Aside from this political air of suspense hanging over Egypt, Alexandria captured my heart. All the while respecting the grandeur of the old mosques dotted around, I found the city to be vibrant and youthful. So much so that whilst visiting the Montaza Palace and Fort Qaitbey, built upon the remains of Lighthouse of Alexandria, it appeared as if entry was limited to under 30s. In particular, courting couples, which made me a feel a little uncomfortable until Nour and Fatima, her eldest daughter, admitted that their favourite past time was to sit next to couples and ruin the romantic moment. I confess that this was in fact quite fun. Chatting with the young mother of three in the Palace garden’s made me realise how much of an inspiration to women she was. She worked full time, spoke impeccable English and always held valuable opinions, which lays to rest stereotypes of docile Arab women. On top of this, she always had time for her family and for me, a stranger. I had caught the classic traveller’s bug whilst staying with them, and I couldn’t have asked for a better nurse.

Having extended my stay in Alexandria I was sad to leave the city. Despite Nour’s daughter’s being in their exam period I’d stayed up late nights with them and we’d struck up a genuine friendship. I was really touched by the family’s hospitality towards a complete stranger. But Cairo was my next destination where I would meet Kevin.

After an hour disconcertedly attempting to find my way out of the dusty train station and an extortionate un-metered taxi journey to the northern side of Cairo, I finally met Kevin and some friends in a rather chic sheesha cafe. As we sipped on fresh juices and we reminisced over old times, the conversation soon turned to the groups experiences during the uprisings. It all sounded a little surreal like something out of Hollywood blockbuster, especially as Kevin explained that he had been “evacuated” from Egypt in a private blacked out car. Kevin was completing a two year teaching contract in Cairo, at an English language school. I was concerned that he would encounter hostility in Cairo, as he was a gay man, but I was particularly pleased to hear that he had now started to call the city “home”. He even assured me that the gay scene in Cairo was booming.
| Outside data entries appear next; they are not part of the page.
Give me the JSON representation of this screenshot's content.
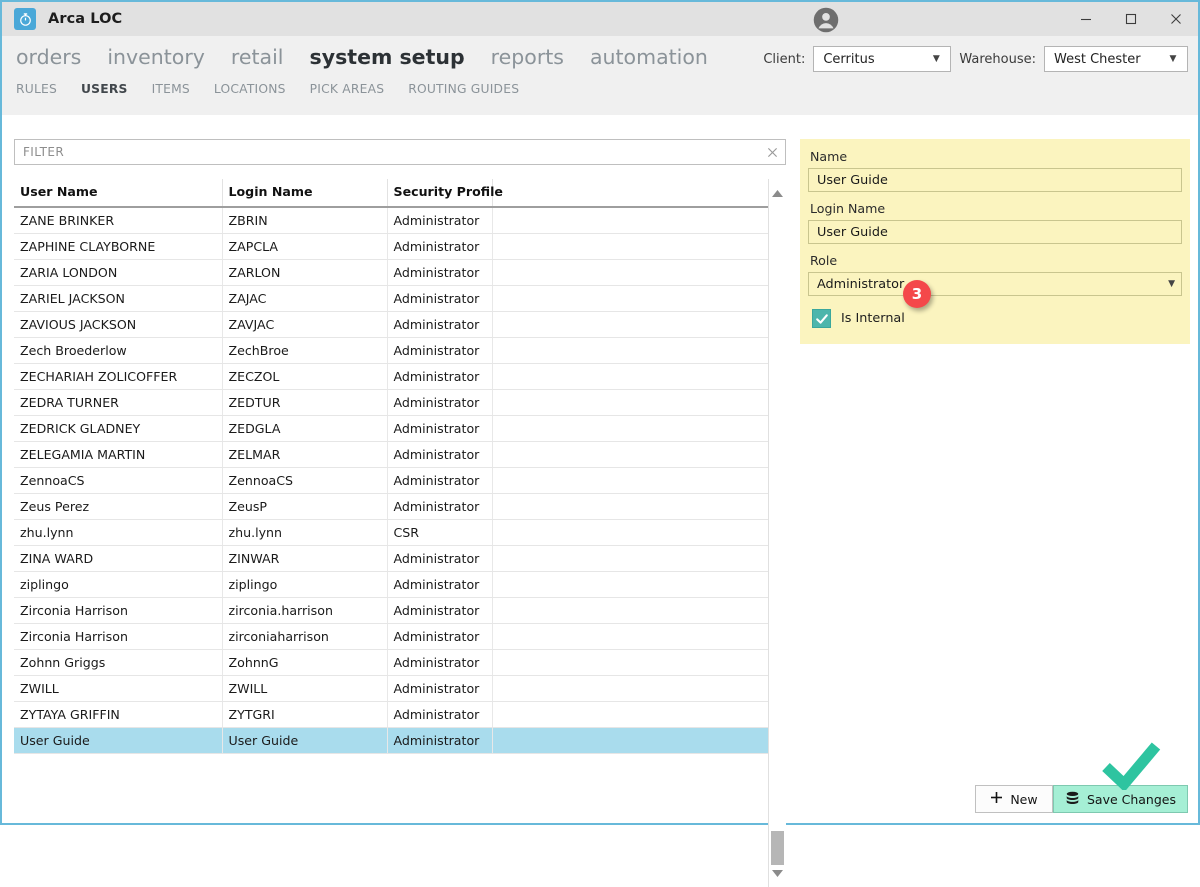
{
  "window": {
    "title": "Arca LOC",
    "app_icon": "stopwatch-icon",
    "minimize": "–",
    "maximize": "□",
    "close": "✕",
    "accent_border": "#67b9da",
    "titlebar_bg": "#e1e1e1"
  },
  "account": {
    "icon": "user-avatar-icon"
  },
  "nav": {
    "main": [
      {
        "label": "orders",
        "active": false
      },
      {
        "label": "inventory",
        "active": false
      },
      {
        "label": "retail",
        "active": false
      },
      {
        "label": "system setup",
        "active": true
      },
      {
        "label": "reports",
        "active": false
      },
      {
        "label": "automation",
        "active": false
      }
    ],
    "sub": [
      {
        "label": "RULES",
        "active": false
      },
      {
        "label": "USERS",
        "active": true
      },
      {
        "label": "ITEMS",
        "active": false
      },
      {
        "label": "LOCATIONS",
        "active": false
      },
      {
        "label": "PICK AREAS",
        "active": false
      },
      {
        "label": "ROUTING GUIDES",
        "active": false
      }
    ]
  },
  "selectors": {
    "client_label": "Client:",
    "client_value": "Cerritus",
    "warehouse_label": "Warehouse:",
    "warehouse_value": "West Chester"
  },
  "filter": {
    "placeholder": "FILTER",
    "value": "",
    "clear_icon": "close-x-icon"
  },
  "table": {
    "columns": [
      "User Name",
      "Login Name",
      "Security Profile",
      ""
    ],
    "rows": [
      {
        "user_name": "ZANE BRINKER",
        "login_name": "ZBRIN",
        "security_profile": "Administrator",
        "selected": false
      },
      {
        "user_name": "ZAPHINE CLAYBORNE",
        "login_name": "ZAPCLA",
        "security_profile": "Administrator",
        "selected": false
      },
      {
        "user_name": "ZARIA LONDON",
        "login_name": "ZARLON",
        "security_profile": "Administrator",
        "selected": false
      },
      {
        "user_name": "ZARIEL JACKSON",
        "login_name": "ZAJAC",
        "security_profile": "Administrator",
        "selected": false
      },
      {
        "user_name": "ZAVIOUS JACKSON",
        "login_name": "ZAVJAC",
        "security_profile": "Administrator",
        "selected": false
      },
      {
        "user_name": "Zech Broederlow",
        "login_name": "ZechBroe",
        "security_profile": "Administrator",
        "selected": false
      },
      {
        "user_name": "ZECHARIAH ZOLICOFFER",
        "login_name": "ZECZOL",
        "security_profile": "Administrator",
        "selected": false
      },
      {
        "user_name": "ZEDRA TURNER",
        "login_name": "ZEDTUR",
        "security_profile": "Administrator",
        "selected": false
      },
      {
        "user_name": "ZEDRICK GLADNEY",
        "login_name": "ZEDGLA",
        "security_profile": "Administrator",
        "selected": false
      },
      {
        "user_name": "ZELEGAMIA MARTIN",
        "login_name": "ZELMAR",
        "security_profile": "Administrator",
        "selected": false
      },
      {
        "user_name": "ZennoaCS",
        "login_name": "ZennoaCS",
        "security_profile": "Administrator",
        "selected": false
      },
      {
        "user_name": "Zeus Perez",
        "login_name": "ZeusP",
        "security_profile": "Administrator",
        "selected": false
      },
      {
        "user_name": "zhu.lynn",
        "login_name": "zhu.lynn",
        "security_profile": "CSR",
        "selected": false
      },
      {
        "user_name": "ZINA WARD",
        "login_name": "ZINWAR",
        "security_profile": "Administrator",
        "selected": false
      },
      {
        "user_name": "ziplingo",
        "login_name": "ziplingo",
        "security_profile": "Administrator",
        "selected": false
      },
      {
        "user_name": "Zirconia Harrison",
        "login_name": "zirconia.harrison",
        "security_profile": "Administrator",
        "selected": false
      },
      {
        "user_name": "Zirconia Harrison",
        "login_name": "zirconiaharrison",
        "security_profile": "Administrator",
        "selected": false
      },
      {
        "user_name": "Zohnn Griggs",
        "login_name": "ZohnnG",
        "security_profile": "Administrator",
        "selected": false
      },
      {
        "user_name": "ZWILL",
        "login_name": "ZWILL",
        "security_profile": "Administrator",
        "selected": false
      },
      {
        "user_name": "ZYTAYA GRIFFIN",
        "login_name": "ZYTGRI",
        "security_profile": "Administrator",
        "selected": false
      },
      {
        "user_name": "User Guide",
        "login_name": "User Guide",
        "security_profile": "Administrator",
        "selected": true
      }
    ],
    "selected_row_color": "#a9dced"
  },
  "scrollbar": {
    "up_icon": "caret-up-icon",
    "down_icon": "caret-down-icon"
  },
  "form": {
    "background": "#fbf4bf",
    "name_label": "Name",
    "name_value": "User Guide",
    "login_label": "Login Name",
    "login_value": "User Guide",
    "role_label": "Role",
    "role_value": "Administrator",
    "is_internal_label": "Is Internal",
    "is_internal_checked": true,
    "checkbox_color": "#4db6ac"
  },
  "annotation": {
    "badge_number": "3",
    "badge_color": "#f4484a",
    "check_color": "#2ec4a0"
  },
  "actions": {
    "new_label": "New",
    "new_icon": "plus-icon",
    "save_label": "Save Changes",
    "save_icon": "database-stack-icon",
    "save_color": "#a5efd5"
  }
}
Before my visit I would never have imagined partnering homosexuality with the Arab world.

In Cairo most of my time was spent smoking sheesha, drinking tea and sampling Egypt’s culinary delights in various locations around the city. Maybe Gavin had told his friends a fair deal about me, but they way they interacted with me was as if I had known them for several months. They were keen for me to see the “real” Egypt and took me to local hotspots. Kevin had a busy work schedule so I often was accompanied by his generous friends. I was even taken on a personal tour of Tahrir Square, by Ayaat and Hazem. They lucidly recounted where they joined hands around the Egyptian museum during the unrest to protect it from pro-Mubarak supporters. Opposite the museum, which inside resembles more of a collector’s garage, stands a dramatically charred building. As we found a resting spot on the grass they explained that this was once the interior ministry building. As I observed the air conditioning units hanging by a wire from the blackened building, I remembered what people had warned me of and what I had read before I came to Egypt.  They couldn’t have been more wrong. On a personal level, it was the perfect time to visit the country and although this was my first visit I felt that those I had met, I had known for a long time.

The warmth that I felt in Egypt was truly inspiring. My meagre words were not enough to thank those who had sincerely made me feel welcome in their country in spite of the uprisings. Although I certainly identified a political air of doubt in Egypt, I believe that people’s hope and defiance was predominant. I left Egypt, enthused by the people’s positivity and the concerns and myths I was instilled with prior to my visit were now definitely dispelled.

July 2011

Share |
More travel


© Hackwriters 1999-2011 all rights reserved - all comments are the writers' own responsibility - no liability accepted by or affiliates.